» **WORK TO BE COMPLETED**: Every line holding the string "SubTrack" is to be copied from the entries below.

--- START ---

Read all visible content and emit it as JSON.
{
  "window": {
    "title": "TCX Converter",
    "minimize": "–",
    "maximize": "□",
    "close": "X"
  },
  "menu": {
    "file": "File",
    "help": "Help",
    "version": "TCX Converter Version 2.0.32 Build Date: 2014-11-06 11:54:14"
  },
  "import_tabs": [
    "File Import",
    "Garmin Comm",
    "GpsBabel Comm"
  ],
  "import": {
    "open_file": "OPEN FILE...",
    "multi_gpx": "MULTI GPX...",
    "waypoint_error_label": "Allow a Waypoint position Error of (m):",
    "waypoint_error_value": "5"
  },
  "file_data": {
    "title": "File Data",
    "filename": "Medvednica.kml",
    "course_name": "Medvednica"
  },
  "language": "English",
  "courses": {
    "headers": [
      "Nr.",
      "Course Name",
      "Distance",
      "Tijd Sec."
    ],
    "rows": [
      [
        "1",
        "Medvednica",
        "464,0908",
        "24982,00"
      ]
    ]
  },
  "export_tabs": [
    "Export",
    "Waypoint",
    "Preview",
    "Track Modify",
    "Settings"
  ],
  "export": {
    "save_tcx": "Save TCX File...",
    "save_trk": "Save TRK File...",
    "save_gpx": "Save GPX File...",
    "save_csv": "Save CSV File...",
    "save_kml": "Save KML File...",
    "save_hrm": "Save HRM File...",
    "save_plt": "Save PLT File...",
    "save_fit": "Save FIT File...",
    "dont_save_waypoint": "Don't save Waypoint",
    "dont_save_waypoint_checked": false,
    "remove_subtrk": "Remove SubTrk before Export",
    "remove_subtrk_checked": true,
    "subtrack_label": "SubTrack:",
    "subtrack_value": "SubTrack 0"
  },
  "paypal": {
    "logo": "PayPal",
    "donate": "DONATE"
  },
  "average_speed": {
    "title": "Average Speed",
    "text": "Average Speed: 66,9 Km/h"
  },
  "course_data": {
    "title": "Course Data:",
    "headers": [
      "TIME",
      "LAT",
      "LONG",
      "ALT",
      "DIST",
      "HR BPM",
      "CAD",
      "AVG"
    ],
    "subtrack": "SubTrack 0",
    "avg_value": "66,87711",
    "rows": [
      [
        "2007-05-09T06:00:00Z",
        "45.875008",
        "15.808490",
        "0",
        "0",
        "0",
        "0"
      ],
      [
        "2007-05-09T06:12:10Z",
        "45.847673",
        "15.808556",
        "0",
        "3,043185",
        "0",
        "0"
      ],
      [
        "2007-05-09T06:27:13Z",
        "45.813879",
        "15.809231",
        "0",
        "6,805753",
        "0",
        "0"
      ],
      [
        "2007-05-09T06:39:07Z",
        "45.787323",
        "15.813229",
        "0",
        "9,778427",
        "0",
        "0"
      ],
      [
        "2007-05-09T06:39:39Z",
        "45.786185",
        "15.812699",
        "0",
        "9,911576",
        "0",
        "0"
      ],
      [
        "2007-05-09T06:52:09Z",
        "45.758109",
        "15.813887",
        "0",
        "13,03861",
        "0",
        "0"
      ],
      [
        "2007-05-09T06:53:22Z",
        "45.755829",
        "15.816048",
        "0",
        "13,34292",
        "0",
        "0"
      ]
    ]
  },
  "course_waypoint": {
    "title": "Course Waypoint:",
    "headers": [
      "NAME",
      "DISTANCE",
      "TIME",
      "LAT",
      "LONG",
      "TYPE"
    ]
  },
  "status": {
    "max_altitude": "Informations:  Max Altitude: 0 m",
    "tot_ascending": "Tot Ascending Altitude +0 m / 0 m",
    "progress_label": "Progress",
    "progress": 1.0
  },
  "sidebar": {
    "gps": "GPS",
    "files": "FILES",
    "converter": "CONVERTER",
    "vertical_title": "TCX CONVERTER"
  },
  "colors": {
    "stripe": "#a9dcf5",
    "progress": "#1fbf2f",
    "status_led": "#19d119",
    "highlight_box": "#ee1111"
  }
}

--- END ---
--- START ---

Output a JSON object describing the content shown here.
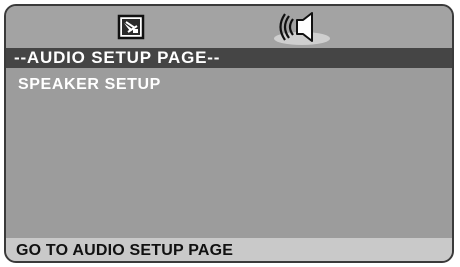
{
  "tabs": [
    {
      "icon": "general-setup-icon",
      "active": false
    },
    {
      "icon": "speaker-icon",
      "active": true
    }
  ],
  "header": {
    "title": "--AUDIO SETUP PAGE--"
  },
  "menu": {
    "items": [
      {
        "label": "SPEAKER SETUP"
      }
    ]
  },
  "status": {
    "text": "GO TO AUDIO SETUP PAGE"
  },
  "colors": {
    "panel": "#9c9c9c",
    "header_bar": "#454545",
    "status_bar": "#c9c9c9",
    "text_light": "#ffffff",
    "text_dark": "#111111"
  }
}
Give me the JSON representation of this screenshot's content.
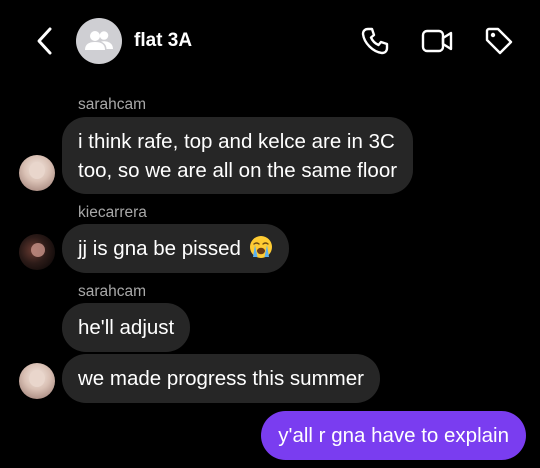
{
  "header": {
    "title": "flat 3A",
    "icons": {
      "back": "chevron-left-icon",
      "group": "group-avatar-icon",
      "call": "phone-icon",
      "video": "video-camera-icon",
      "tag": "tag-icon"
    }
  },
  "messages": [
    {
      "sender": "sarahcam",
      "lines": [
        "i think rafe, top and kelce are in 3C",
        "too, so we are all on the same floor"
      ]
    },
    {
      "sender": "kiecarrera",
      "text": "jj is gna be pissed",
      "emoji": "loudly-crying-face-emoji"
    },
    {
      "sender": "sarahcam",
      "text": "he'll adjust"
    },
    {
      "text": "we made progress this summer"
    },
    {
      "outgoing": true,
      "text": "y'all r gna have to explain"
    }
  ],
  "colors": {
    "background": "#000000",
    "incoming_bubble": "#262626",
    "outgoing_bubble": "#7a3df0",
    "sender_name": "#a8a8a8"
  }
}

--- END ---

» **ANSWER SECTION**:
    "subtrack_label": "SubTrack:",
    "subtrack_value": "SubTrack 0"
    "subtrack": "SubTrack 0",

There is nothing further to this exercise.